**WORK ORDER**.
Down to the final line, reproduce the entries that follow exactly.

**RECORDS FOR THIS TASK**.
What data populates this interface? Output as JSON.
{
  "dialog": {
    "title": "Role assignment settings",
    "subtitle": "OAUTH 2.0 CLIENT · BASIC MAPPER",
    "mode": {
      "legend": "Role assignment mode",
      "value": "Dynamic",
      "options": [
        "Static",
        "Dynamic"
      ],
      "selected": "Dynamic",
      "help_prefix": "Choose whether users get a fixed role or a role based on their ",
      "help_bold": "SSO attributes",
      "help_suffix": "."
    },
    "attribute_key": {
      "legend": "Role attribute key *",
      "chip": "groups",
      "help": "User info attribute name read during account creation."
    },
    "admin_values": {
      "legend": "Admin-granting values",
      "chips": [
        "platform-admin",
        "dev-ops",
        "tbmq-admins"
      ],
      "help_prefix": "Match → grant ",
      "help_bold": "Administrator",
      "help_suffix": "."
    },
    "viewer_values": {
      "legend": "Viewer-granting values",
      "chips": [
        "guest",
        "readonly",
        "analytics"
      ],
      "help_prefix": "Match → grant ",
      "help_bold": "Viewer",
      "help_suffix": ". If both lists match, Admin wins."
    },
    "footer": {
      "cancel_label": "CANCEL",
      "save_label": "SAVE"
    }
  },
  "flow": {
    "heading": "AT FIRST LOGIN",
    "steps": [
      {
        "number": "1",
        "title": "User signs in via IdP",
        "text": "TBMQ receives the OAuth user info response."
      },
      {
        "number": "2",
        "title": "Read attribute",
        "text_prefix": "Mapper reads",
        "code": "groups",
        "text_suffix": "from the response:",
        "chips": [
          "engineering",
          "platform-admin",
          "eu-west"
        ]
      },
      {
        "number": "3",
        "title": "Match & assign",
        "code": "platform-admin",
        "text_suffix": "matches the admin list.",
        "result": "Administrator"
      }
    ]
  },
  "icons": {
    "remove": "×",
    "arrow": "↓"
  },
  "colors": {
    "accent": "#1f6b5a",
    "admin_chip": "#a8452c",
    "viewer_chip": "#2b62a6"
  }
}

**RESPONSE TO THE EXERCISE**.
What data populates this interface? Output as JSON.
{
  "dialog": {
    "title": "Role assignment settings",
    "subtitle": "OAUTH 2.0 CLIENT · BASIC MAPPER",
    "mode": {
      "legend": "Role assignment mode",
      "value": "Dynamic",
      "options": [
        "Static",
        "Dynamic"
      ],
      "selected": "Dynamic",
      "help_prefix": "Choose whether users get a fixed role or a role based on their ",
      "help_bold": "SSO attributes",
      "help_suffix": "."
    },
    "attribute_key": {
      "legend": "Role attribute key *",
      "chip": "groups",
      "help": "User info attribute name read during account creation."
    },
    "admin_values": {
      "legend": "Admin-granting values",
      "chips": [
        "platform-admin",
        "dev-ops",
        "tbmq-admins"
      ],
      "help_prefix": "Match → grant ",
      "help_bold": "Administrator",
      "help_suffix": "."
    },
    "viewer_values": {
      "legend": "Viewer-granting values",
      "chips": [
        "guest",
        "readonly",
        "analytics"
      ],
      "help_prefix": "Match → grant ",
      "help_bold": "Viewer",
      "help_suffix": ". If both lists match, Admin wins."
    },
    "footer": {
      "cancel_label": "CANCEL",
      "save_label": "SAVE"
    }
  },
  "flow": {
    "heading": "AT FIRST LOGIN",
    "steps": [
      {
        "number": "1",
        "title": "User signs in via IdP",
        "text": "TBMQ receives the OAuth user info response."
      },
      {
        "number": "2",
        "title": "Read attribute",
        "text_prefix": "Mapper reads",
        "code": "groups",
        "text_suffix": "from the response:",
        "chips": [
          "engineering",
          "platform-admin",
          "eu-west"
        ]
      },
      {
        "number": "3",
        "title": "Match & assign",
        "code": "platform-admin",
        "text_suffix": "matches the admin list.",
        "result": "Administrator"
      }
    ]
  },
  "icons": {
    "remove": "×",
    "arrow": "↓"
  },
  "colors": {
    "accent": "#1f6b5a",
    "admin_chip": "#a8452c",
    "viewer_chip": "#2b62a6"
  }
}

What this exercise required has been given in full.